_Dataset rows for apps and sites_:
======

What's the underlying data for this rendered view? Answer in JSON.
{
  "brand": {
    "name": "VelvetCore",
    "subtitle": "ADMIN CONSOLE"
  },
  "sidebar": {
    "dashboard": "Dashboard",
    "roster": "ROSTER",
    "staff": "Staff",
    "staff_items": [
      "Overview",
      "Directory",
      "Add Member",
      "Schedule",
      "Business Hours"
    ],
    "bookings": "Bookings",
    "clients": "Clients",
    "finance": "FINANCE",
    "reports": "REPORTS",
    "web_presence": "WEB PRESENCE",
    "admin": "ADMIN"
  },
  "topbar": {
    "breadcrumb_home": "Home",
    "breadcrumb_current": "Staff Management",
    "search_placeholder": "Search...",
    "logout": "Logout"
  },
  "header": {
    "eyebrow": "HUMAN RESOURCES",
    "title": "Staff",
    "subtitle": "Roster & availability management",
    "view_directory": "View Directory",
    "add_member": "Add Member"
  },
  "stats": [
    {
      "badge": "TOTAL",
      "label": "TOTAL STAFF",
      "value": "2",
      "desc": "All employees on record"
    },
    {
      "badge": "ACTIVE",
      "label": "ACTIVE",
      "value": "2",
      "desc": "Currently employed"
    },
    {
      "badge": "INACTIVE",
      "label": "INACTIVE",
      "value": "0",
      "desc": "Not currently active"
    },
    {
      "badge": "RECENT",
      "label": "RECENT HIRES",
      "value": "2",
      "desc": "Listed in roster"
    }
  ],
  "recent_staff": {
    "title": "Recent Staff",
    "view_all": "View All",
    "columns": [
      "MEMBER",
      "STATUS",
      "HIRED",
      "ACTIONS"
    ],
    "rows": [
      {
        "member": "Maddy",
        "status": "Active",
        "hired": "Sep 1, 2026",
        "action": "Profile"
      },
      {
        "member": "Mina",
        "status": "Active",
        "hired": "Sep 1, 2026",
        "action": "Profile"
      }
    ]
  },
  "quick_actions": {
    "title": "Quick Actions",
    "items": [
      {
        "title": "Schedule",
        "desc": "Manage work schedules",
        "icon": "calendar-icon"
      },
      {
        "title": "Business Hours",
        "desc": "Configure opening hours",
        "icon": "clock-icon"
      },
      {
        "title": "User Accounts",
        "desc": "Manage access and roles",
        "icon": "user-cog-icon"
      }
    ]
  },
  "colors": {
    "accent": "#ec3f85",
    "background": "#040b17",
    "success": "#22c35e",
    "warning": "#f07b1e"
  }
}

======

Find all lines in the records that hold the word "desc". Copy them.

      "desc": "All employees on record"
      "desc": "Currently employed"
      "desc": "Not currently active"
      "desc": "Listed in roster"
        "desc": "Manage work schedules",
        "desc": "Configure opening hours",
        "desc": "Manage access and roles",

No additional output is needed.